- Action item
Going line by line through the listing below, count each line that includes the word "channel", and reply with the count only.

- Source material
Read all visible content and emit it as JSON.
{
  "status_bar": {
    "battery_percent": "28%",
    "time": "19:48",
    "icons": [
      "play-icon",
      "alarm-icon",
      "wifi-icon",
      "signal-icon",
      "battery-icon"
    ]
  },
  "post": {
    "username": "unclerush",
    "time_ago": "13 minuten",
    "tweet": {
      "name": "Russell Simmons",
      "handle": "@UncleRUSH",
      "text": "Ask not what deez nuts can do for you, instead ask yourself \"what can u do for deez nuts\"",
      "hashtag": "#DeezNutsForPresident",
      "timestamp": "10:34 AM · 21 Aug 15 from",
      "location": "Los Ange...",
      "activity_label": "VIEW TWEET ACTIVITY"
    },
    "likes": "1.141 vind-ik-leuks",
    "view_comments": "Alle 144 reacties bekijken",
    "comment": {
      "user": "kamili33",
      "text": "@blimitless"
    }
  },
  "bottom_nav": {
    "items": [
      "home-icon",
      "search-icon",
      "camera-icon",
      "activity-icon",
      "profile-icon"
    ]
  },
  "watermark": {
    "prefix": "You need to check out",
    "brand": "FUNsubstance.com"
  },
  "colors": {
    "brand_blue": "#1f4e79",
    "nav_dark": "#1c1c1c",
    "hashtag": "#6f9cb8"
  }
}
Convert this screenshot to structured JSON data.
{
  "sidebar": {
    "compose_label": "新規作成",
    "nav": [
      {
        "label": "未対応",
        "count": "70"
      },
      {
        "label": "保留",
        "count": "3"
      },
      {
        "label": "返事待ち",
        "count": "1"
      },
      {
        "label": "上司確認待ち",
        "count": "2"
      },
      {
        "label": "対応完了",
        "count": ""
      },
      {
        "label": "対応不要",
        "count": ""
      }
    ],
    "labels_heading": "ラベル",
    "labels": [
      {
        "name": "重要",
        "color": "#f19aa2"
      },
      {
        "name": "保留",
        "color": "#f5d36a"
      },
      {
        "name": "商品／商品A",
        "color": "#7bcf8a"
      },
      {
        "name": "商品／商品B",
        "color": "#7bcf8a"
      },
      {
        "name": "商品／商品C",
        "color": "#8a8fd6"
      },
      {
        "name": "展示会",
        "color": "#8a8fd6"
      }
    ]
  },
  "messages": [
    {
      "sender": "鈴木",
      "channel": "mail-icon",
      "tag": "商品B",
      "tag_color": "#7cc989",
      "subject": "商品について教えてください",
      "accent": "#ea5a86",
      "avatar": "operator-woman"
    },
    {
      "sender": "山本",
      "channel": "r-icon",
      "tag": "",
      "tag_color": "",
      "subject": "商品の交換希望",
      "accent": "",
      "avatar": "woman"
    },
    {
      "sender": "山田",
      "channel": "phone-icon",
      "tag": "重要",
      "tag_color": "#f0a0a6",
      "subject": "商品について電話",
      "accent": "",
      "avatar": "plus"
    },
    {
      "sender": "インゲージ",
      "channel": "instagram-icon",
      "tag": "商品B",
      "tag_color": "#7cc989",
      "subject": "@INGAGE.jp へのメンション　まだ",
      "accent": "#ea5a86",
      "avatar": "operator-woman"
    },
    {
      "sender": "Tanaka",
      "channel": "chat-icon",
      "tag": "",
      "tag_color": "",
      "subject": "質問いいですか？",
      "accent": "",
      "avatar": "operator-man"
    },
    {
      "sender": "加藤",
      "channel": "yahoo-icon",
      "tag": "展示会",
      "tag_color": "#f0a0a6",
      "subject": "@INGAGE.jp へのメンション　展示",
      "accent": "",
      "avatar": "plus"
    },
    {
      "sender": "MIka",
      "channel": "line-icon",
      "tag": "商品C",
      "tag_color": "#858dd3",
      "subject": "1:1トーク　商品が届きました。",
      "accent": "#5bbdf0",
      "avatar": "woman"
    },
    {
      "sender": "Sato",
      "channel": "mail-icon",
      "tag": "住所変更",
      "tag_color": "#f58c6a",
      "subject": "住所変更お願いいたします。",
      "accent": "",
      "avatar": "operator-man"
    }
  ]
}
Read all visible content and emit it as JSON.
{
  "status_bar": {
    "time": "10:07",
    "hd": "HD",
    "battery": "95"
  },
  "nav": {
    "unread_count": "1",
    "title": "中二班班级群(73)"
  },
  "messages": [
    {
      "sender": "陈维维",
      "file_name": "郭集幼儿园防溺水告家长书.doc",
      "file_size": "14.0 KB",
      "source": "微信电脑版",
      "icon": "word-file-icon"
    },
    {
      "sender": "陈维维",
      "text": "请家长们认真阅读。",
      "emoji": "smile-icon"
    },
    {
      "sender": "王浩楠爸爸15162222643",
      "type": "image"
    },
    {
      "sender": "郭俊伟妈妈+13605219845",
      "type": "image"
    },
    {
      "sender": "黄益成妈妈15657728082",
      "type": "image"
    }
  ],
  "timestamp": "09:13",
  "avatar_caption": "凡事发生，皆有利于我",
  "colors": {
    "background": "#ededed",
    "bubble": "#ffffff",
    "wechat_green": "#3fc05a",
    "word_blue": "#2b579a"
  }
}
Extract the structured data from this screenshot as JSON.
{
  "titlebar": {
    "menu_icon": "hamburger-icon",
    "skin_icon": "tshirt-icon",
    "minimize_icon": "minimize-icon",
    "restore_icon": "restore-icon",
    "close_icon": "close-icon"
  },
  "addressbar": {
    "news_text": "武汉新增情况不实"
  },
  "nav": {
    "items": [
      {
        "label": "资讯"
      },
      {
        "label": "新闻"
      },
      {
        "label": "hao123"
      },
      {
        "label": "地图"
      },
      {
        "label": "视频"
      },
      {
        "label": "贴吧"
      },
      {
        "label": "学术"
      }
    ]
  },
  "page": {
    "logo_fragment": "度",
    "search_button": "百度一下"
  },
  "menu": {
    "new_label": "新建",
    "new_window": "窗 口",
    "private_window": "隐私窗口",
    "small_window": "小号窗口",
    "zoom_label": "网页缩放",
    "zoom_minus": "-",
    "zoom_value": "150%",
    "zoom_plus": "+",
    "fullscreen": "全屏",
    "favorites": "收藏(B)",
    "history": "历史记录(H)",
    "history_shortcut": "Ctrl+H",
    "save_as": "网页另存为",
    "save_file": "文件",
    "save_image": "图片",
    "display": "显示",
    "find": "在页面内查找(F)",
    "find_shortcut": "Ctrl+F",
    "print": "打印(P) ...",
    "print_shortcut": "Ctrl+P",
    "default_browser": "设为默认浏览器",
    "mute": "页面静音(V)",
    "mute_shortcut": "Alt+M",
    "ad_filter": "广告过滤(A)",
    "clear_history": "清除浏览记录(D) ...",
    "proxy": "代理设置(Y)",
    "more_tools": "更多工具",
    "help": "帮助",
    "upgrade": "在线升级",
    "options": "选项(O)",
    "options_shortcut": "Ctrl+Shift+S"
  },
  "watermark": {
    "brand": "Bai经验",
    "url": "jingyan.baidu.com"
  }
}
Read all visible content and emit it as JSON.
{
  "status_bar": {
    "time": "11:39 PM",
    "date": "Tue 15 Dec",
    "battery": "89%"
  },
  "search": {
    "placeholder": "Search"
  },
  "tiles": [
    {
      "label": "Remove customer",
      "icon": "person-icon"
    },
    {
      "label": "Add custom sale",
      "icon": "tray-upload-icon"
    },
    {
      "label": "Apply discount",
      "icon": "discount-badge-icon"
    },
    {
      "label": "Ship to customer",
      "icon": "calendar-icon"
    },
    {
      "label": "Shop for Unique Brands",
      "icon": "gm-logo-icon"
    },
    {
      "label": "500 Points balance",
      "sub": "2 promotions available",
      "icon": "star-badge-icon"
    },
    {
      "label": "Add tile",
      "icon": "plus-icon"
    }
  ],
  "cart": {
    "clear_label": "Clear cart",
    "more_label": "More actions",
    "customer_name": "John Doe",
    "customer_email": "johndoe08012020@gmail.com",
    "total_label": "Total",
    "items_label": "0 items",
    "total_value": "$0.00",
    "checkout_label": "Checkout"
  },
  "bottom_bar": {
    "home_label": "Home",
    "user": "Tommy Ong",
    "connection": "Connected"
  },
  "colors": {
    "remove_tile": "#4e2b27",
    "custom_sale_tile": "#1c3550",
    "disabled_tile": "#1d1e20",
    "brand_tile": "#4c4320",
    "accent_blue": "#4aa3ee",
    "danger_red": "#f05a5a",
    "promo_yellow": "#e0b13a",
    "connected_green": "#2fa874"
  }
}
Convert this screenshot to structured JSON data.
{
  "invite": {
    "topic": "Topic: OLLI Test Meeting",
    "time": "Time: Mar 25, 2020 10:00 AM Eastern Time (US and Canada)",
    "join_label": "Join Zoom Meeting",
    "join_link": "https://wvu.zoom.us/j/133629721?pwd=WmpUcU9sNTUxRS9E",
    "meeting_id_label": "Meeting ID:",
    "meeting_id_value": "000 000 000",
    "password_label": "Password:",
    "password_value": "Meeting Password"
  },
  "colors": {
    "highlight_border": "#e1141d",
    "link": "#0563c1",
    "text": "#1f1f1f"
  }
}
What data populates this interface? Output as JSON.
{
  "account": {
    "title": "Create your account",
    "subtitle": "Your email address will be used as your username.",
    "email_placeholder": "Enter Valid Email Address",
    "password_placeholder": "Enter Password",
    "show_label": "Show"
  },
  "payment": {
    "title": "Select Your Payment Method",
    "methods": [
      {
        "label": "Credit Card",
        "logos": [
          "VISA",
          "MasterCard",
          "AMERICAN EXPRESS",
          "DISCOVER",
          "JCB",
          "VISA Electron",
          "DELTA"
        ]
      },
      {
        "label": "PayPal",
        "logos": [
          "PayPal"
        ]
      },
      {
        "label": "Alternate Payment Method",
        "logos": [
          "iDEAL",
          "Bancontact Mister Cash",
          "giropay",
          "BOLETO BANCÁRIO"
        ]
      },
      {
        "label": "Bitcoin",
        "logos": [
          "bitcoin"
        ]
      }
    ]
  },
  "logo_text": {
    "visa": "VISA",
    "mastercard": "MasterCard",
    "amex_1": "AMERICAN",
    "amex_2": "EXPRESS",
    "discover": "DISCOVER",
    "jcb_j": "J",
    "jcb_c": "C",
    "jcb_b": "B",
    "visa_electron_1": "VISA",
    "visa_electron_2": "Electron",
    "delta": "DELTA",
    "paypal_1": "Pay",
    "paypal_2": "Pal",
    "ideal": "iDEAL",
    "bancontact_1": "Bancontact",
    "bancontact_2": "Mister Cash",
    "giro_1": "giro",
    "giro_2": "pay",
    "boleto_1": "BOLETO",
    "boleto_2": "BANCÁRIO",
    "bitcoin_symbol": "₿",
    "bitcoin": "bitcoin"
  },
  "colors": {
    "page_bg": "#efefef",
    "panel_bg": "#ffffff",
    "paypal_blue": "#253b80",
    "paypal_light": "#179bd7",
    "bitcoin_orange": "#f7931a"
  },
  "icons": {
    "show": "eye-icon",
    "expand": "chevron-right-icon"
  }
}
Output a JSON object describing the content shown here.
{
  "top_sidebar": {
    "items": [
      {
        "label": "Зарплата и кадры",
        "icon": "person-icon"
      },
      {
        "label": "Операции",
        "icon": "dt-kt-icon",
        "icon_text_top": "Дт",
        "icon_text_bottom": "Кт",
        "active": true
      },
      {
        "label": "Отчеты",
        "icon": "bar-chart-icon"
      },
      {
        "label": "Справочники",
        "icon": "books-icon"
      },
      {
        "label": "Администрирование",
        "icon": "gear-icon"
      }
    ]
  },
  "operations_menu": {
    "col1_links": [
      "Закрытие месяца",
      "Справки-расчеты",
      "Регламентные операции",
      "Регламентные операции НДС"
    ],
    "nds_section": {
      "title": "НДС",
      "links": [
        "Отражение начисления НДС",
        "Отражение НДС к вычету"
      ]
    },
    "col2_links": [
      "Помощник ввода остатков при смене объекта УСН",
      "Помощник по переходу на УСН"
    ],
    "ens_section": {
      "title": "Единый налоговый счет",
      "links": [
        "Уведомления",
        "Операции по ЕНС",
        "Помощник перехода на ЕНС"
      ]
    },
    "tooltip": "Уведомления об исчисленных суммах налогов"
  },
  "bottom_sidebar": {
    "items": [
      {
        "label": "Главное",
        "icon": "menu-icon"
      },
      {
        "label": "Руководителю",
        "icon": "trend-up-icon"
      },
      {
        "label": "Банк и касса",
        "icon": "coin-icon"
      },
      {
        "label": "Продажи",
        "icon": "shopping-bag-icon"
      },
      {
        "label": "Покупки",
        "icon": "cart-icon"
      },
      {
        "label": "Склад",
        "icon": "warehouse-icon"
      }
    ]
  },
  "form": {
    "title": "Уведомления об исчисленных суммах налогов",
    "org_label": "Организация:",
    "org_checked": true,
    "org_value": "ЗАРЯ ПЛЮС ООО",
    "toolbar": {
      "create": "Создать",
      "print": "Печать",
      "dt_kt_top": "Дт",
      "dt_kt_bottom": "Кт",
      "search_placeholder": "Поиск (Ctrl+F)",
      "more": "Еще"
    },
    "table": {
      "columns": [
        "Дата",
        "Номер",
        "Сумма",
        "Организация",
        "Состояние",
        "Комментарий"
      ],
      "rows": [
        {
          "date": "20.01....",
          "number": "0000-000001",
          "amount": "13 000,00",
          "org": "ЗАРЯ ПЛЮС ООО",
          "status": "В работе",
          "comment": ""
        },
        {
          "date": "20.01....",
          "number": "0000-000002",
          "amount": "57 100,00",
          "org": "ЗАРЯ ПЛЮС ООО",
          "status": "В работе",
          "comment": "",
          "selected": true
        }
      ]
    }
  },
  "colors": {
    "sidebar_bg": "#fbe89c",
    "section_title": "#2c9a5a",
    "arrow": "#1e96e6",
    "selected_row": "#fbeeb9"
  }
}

- Response
8